### Supplied material ###
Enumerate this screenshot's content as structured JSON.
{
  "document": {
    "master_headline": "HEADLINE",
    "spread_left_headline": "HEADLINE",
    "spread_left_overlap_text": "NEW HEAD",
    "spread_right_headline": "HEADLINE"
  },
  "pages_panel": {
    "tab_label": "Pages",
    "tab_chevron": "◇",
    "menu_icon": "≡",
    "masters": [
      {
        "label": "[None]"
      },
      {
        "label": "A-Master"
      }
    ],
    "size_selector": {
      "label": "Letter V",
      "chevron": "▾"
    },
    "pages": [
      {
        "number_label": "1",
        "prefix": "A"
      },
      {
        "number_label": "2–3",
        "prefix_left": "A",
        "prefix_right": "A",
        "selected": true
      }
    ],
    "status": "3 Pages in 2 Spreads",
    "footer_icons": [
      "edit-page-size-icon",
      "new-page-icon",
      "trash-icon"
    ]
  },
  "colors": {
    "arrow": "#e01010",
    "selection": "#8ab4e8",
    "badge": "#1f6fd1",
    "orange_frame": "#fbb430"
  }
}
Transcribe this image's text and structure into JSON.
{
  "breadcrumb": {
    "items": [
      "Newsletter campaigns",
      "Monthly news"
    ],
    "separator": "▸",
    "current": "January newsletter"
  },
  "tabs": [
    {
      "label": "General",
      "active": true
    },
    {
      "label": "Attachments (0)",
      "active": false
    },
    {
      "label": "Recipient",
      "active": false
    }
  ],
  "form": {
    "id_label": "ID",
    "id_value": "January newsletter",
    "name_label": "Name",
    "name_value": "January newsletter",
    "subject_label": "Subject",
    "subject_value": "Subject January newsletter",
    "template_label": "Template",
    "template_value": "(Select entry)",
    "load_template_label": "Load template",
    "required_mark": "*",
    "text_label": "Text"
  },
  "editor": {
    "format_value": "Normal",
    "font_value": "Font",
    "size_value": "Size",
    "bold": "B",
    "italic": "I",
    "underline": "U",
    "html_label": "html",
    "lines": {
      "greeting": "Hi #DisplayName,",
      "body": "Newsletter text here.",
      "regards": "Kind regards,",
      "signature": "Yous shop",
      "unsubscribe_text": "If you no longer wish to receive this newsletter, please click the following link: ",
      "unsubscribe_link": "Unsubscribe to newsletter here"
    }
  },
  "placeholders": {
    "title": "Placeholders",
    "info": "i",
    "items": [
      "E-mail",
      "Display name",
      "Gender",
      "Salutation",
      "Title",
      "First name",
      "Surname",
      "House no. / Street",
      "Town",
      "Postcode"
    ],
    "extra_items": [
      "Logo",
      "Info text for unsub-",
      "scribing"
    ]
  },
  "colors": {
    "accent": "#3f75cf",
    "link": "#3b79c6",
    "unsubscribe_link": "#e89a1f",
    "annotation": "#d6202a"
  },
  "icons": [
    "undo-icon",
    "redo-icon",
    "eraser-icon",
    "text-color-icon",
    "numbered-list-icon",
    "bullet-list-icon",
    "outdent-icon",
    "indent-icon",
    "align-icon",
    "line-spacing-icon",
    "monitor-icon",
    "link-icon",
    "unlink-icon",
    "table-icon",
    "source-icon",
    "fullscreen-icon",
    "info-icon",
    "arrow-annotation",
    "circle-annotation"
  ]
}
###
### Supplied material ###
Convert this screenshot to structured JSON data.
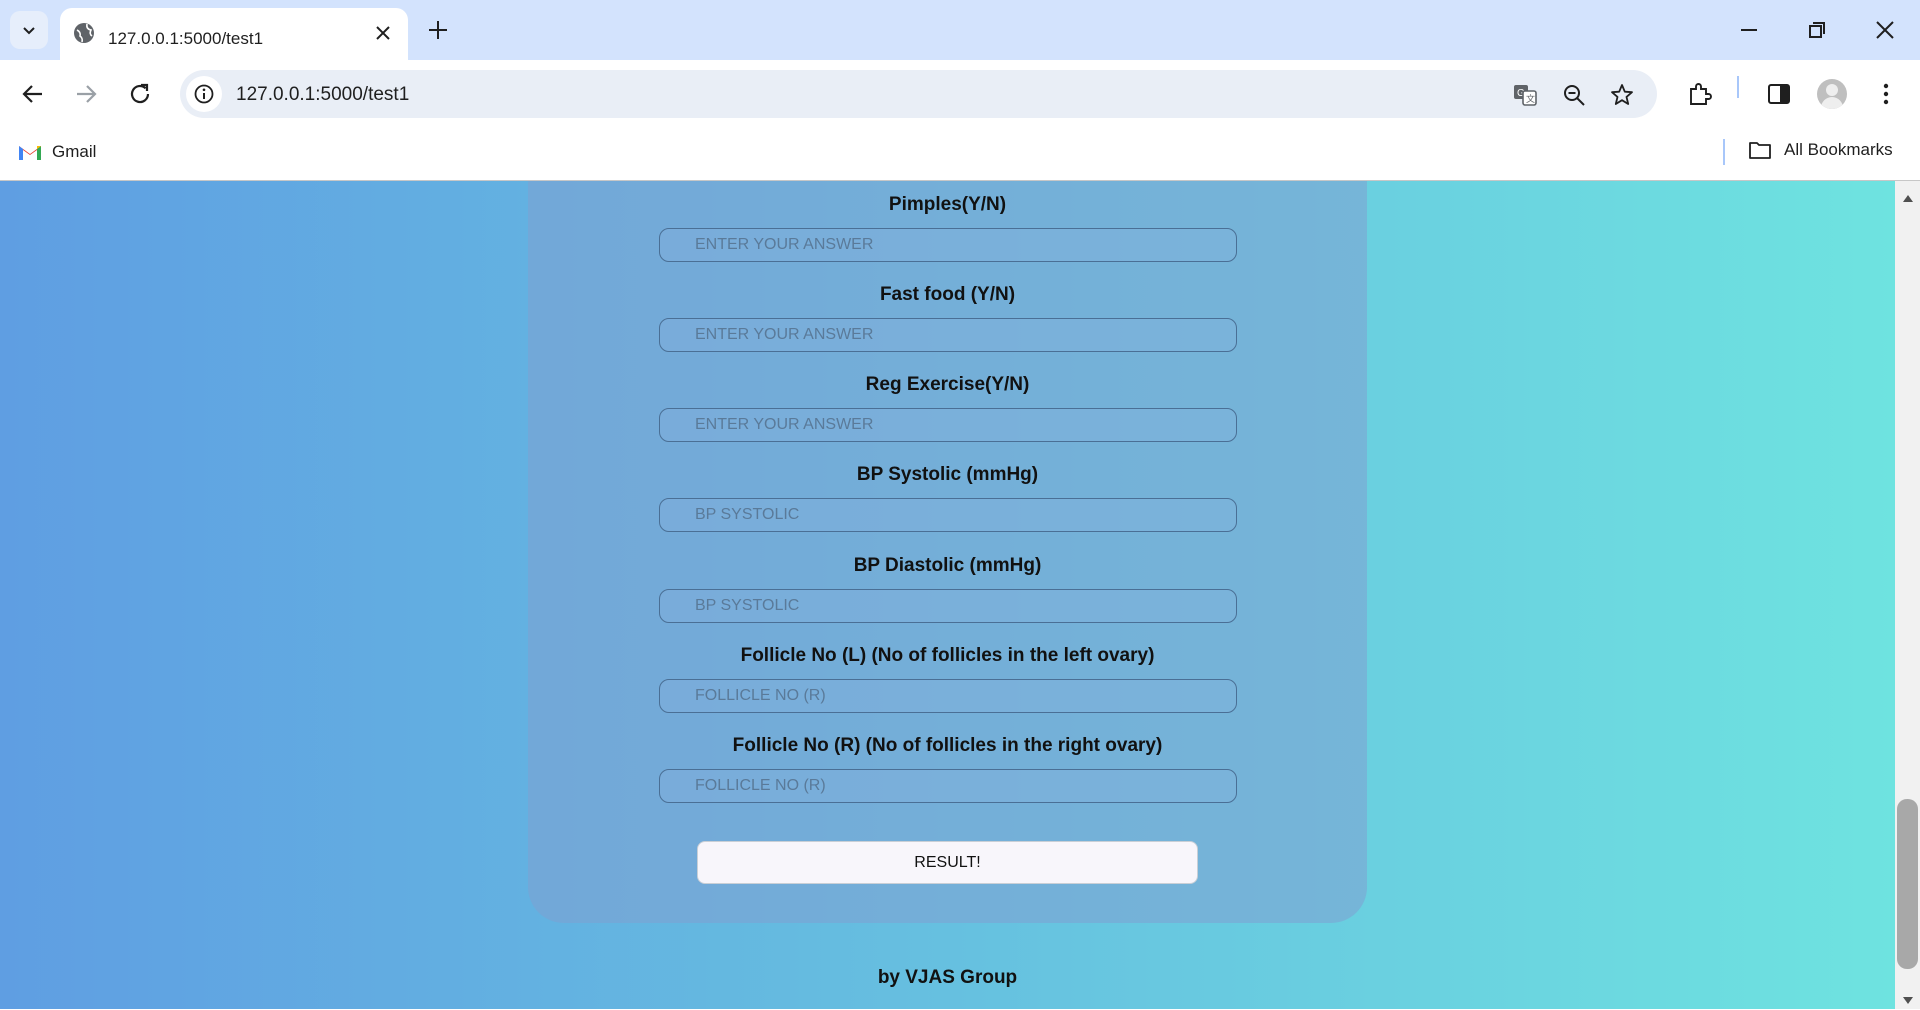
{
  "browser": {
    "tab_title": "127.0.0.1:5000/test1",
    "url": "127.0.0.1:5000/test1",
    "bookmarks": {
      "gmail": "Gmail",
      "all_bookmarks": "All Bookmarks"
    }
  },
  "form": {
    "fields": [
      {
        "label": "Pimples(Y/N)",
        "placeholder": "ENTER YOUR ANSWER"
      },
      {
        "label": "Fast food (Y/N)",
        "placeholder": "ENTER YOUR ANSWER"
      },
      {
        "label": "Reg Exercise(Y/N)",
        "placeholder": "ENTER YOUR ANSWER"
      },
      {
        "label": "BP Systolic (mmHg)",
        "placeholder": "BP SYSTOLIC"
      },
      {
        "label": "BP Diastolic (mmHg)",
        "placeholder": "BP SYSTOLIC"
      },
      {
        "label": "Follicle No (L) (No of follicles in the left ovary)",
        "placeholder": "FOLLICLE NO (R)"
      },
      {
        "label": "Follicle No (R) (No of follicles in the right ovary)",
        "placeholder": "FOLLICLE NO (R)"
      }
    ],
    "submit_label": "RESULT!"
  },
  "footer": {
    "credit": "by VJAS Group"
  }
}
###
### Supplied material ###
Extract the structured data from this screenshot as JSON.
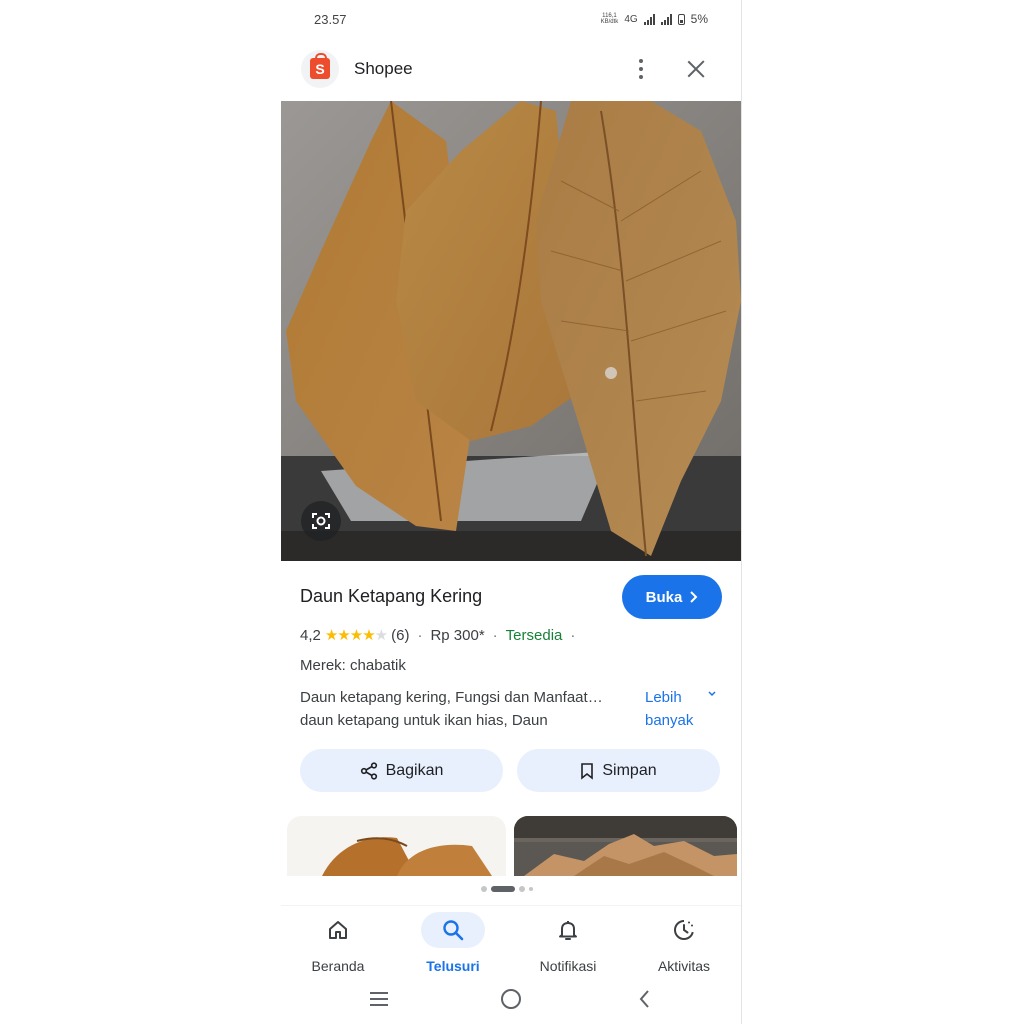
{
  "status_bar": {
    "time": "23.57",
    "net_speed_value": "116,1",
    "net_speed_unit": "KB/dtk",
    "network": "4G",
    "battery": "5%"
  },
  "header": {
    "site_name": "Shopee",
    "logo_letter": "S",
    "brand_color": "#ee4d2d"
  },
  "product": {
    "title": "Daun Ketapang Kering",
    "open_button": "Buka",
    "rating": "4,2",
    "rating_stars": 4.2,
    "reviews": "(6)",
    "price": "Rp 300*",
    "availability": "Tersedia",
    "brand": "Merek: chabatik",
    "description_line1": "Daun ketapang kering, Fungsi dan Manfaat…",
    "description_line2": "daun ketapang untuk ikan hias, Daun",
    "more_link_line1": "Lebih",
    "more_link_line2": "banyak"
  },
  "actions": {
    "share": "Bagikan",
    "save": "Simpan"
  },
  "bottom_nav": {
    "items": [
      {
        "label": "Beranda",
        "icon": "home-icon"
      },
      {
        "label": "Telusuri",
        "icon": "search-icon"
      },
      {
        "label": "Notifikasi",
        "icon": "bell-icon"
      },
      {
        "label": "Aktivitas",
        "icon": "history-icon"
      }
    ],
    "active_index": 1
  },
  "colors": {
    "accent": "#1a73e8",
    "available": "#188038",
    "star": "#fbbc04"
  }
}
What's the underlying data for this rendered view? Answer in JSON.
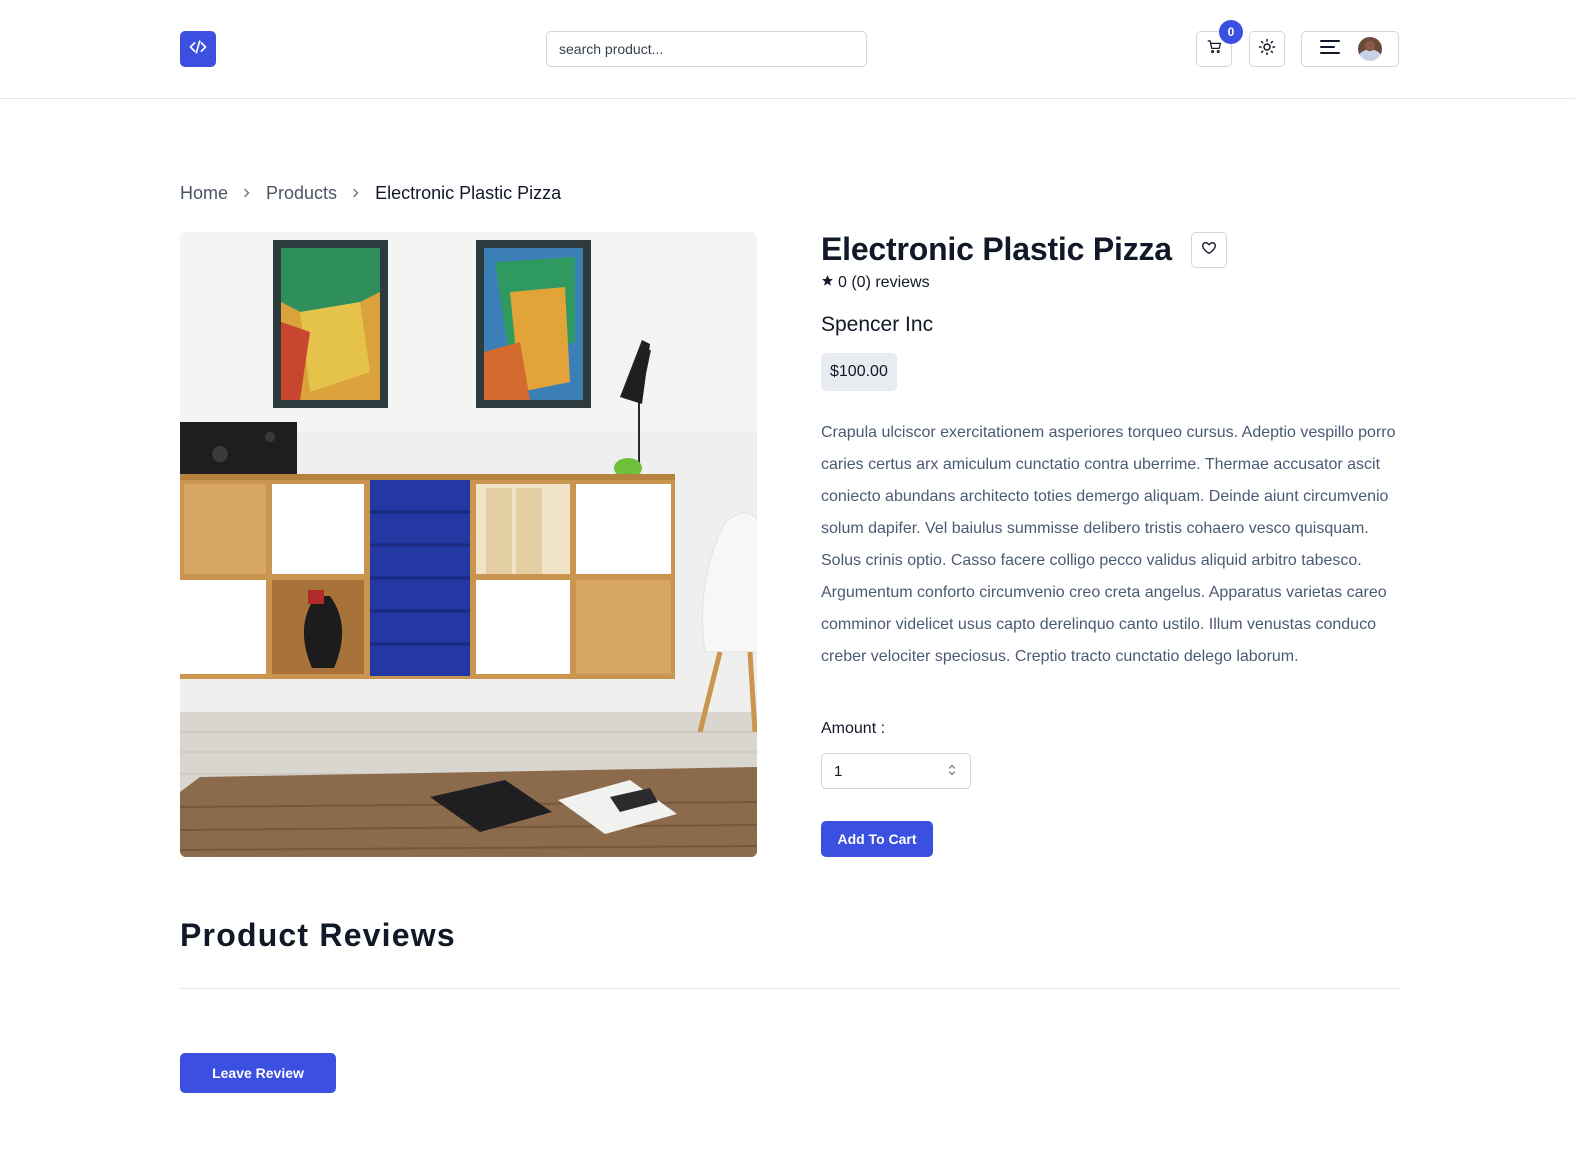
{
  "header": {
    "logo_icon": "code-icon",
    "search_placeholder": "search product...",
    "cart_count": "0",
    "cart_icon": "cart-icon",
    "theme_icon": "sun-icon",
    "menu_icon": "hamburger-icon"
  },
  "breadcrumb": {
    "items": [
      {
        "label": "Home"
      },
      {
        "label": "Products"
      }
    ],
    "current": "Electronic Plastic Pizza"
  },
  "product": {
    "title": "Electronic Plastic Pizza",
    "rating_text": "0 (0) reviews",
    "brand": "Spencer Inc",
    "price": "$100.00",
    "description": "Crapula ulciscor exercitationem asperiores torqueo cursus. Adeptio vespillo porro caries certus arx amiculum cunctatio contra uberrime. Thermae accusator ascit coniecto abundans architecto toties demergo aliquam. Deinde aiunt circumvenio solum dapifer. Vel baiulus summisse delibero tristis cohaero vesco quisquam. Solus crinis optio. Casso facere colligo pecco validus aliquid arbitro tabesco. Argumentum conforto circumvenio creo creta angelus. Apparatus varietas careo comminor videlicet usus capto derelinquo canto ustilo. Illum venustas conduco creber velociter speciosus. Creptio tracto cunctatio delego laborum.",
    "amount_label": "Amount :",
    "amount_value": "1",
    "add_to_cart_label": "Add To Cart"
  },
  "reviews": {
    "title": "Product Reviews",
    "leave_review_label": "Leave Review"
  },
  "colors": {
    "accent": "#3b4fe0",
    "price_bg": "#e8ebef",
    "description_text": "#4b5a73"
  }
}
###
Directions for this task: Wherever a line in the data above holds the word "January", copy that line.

Result for this task:
    "current": "January newsletter"
    "id_value": "January newsletter",
    "name_value": "January newsletter",
    "subject_value": "Subject January newsletter",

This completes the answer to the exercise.